MILAN — GFT might not be so mad about Plaid.
As speculation mounted here this week that the deal for Plaid Clothing Group to acquire GFT might be running into problems, another name has resurfaced as a possible suitor for the Italian designer label producer.
Gemina SpA, an Italian holding company controlled by the Agnelli family’s Fiat SpA industrial group, had been mentioned earlier as possibly interested in buying GFT, but this week its name was again being cited by sources close to the company.
On Wednesday, Gemina formally said it had no interest in GFT, as did a sister company, Fila SpA, an Italian sportswear maker controlled by Gemina and listed on the New York Stock Exchange.
Nevertheless, one GFT source said Gemina has, in fact, reemerged as a viable alternative to Plaid, which is currently conducting due diligence on GFT and is seeking to buy the company for $242 million (400 billion lire).
Speculation that Gemina/Fila might be GFT’s latest suitor intensified after news surfaced that Plaid’s bid might have run into a serious hurdle. As reported, Plaid made a special request to GFT’s creditor banks to extend its exclusive right to negotiate with GFT beyond May 15, the deadline established in Plaid’s March 9 letter of intent.
GFT’s Italian creditor banks reportedly agreed to the extension, but on the condition that Plaid delete the “price adjustment” clause in the letter of intent that allows Plaid to modify its offering price after completing due diligence.

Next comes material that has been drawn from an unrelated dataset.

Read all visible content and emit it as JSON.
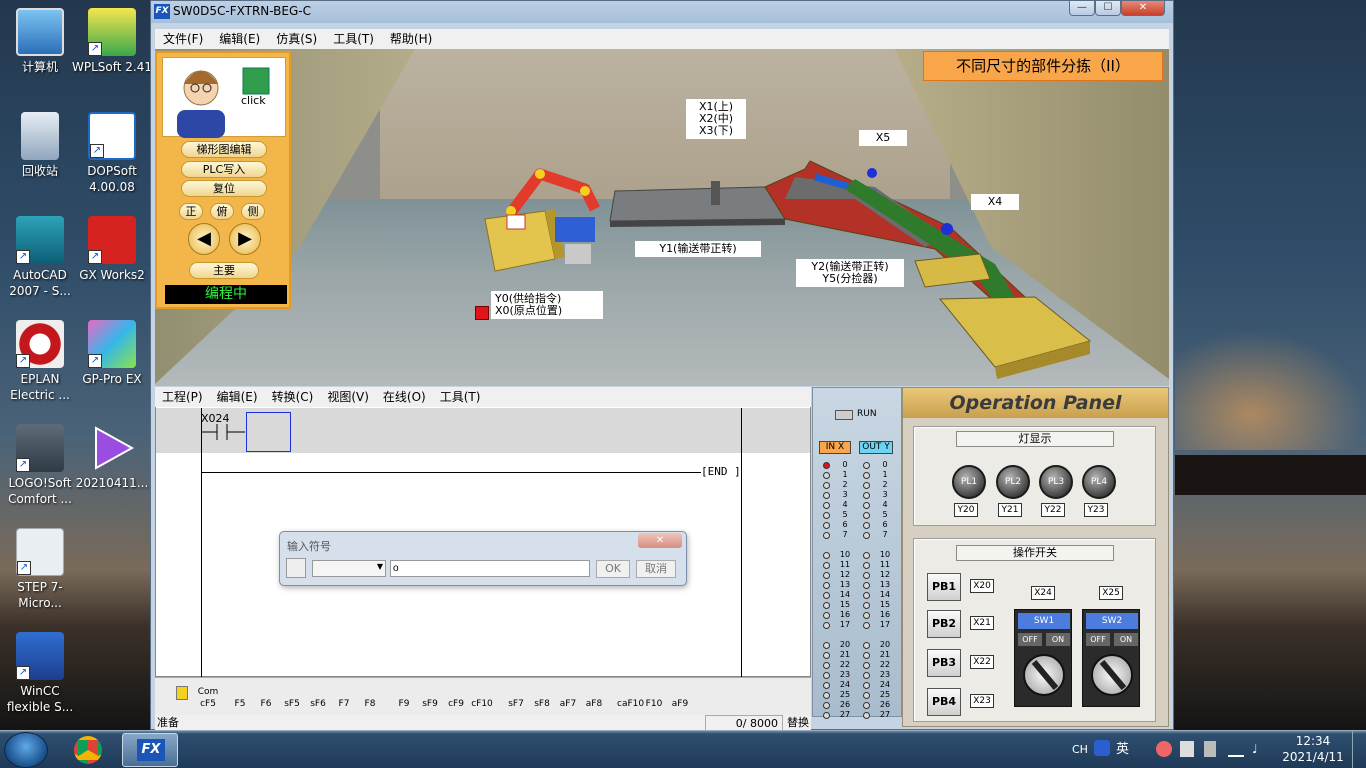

Although sources familiar with the talks have indicated that the Plaid-GFT negotiations are proceeding normally, others say that a GFT-Gemina marriage might make more sense.
For starters, there is mounting speculation that an Italian buyer would be more acceptable to everybody involved — from the Rivetti family (which controlled GFT until it slipped into the hands of the banks) to current GFT management to Mediobanca, the Milan merchant bank that is masterminding GFT’s financial rescue.
Some observers argued, however, that such a nationalistic approach isn’t realistic in what has become a global business. Furthermore, one Italian group, the neighboring Miroglio, pulled out last year after taking a closer look at GFT’s balance sheet.
Still, some sources said GFT has reservations about Plaid’s relative inexperience in the designer business and point out that Gemina would be more likely to leave GFT’s operations in the hands of current management.
Also, GFT is reporting better figures lately, and some observers note that the manner in which Mexican entrepreneur Fabio Covarrubias was sent packing in March — edged out by Plaid just when he had almost clinched an agreement — appeared to be a maneuver on GFT’s part to buy more time.
When Plaid — an American-based tailored clothing company with financial roots in the Mideast — stepped into the picture, it quickly secured exclusive negotiating rights in order to avoid the same fate as Covarrubias.
The ties between the two Italian groups — GFT and Gemina — and the families involved are noteworthy. Both the Rivetti and the Agnelli families (Gianni Agnelli is the charismatic chairman of the Fiat industrial group, Italy’s largest private-sector corporation) are established industrial families from Turin.
However, the relationship that might really have sway in a possible GFT-Gemina deal is that of Italy’s famous financial “salotto buono,” or “inner sanctum,” which includes Italy’s preeminent industrial dynasties (Agnelli, Pirelli, Ferruzzi, to name a few) and where the secretive Mediobanca still pulls the strings.
Mediobanca is a long-term financial adviser to Fiat and one of the group’s core shareholders. Fiat, in turn, is the controlling shareholder at Gemina.
Gemina acquired the struggling Biella-based Fila in 1988 and has staged a remarkable turnaround for the sportswear group, which it brought to Wall Street last year. Such a track record on Fila could bode well for GFT, observers say.
Furthermore, Maurizio Romiti, the son of Fiat’s managing director, Cesare Romiti, is a director at Mediobanca with responsibility for overseeing the GFT bail-out.
Finally, GFT managing director Clemente Signoroni is a former Fiat executive whose appointment to GFT last year was smiled on by Mediobanca.
One financial analyst familiar with Fiat described a Gemina purchase of GFT as “very plausible.” He also speculated that Fiat “may be considering a capital increase” to fund an acquisition and that its denial of interest in GFT is not unusual at this point, because it is a public company and is limited by disclosure laws.
Nonetheless, the deal is proving especially hard to close. As Covarrubias put it only a few weeks before he lost out to Plaid, “This deal isn’t done until it’s done.”
Plaid officials could not be reached for comment Wednesday.